Information
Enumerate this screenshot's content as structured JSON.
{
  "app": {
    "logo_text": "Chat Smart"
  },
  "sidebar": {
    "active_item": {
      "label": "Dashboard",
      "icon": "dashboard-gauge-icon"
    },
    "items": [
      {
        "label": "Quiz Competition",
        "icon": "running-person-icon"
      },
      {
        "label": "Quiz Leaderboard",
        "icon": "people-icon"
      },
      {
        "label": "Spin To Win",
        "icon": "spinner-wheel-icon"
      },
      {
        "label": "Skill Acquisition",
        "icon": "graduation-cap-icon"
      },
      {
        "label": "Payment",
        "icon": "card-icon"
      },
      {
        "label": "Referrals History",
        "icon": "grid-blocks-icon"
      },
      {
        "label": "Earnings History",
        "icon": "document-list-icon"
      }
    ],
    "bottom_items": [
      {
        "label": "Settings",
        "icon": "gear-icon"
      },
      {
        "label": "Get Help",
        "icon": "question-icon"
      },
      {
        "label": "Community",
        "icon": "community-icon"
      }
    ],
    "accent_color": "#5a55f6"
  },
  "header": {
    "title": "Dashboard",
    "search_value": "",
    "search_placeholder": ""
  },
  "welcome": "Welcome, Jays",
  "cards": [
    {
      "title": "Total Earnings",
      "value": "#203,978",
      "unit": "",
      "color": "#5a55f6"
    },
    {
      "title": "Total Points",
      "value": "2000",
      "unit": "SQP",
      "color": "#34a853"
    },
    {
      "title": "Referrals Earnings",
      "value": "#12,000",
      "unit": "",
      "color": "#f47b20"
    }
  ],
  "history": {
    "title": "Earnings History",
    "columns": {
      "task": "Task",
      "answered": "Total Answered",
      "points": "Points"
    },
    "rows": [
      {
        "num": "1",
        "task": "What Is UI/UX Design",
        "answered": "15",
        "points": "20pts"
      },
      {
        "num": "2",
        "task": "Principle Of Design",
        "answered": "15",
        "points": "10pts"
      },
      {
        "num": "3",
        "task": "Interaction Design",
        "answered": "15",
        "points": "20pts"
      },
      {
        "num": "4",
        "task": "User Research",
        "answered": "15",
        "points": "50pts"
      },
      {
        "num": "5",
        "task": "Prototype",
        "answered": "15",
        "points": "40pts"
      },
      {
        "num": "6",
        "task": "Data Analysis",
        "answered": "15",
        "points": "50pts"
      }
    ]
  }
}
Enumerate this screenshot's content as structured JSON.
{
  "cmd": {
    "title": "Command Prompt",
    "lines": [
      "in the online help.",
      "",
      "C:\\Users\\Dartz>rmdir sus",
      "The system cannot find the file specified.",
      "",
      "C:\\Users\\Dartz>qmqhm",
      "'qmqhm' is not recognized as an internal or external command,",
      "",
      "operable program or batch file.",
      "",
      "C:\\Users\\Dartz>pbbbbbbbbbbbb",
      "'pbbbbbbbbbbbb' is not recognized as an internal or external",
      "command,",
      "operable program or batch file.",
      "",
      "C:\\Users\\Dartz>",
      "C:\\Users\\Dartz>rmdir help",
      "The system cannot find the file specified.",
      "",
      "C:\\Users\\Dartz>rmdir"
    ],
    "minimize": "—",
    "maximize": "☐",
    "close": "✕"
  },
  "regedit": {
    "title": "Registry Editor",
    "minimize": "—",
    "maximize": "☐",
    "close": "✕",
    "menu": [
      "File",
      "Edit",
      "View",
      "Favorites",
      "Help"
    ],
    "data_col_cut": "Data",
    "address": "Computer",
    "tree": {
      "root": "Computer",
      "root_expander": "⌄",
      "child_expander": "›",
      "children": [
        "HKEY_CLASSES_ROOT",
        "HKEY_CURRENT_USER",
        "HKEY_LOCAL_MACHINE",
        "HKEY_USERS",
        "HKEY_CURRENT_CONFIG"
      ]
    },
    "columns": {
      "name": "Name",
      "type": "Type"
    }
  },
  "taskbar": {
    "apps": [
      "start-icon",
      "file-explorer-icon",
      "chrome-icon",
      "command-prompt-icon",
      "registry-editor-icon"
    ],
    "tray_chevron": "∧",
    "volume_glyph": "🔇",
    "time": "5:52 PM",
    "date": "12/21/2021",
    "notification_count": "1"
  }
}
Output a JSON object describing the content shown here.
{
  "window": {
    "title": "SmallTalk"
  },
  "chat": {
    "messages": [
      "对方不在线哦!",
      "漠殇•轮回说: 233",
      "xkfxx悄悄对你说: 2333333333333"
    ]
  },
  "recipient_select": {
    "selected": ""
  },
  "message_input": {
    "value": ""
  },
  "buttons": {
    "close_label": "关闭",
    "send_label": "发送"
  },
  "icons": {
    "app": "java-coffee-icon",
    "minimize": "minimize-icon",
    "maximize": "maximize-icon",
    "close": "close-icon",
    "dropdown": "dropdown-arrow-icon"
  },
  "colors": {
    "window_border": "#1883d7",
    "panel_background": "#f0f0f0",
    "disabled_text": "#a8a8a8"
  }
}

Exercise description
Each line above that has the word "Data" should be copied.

Finished exercise
        "task": "Data Analysis",
    "data_col_cut": "Data",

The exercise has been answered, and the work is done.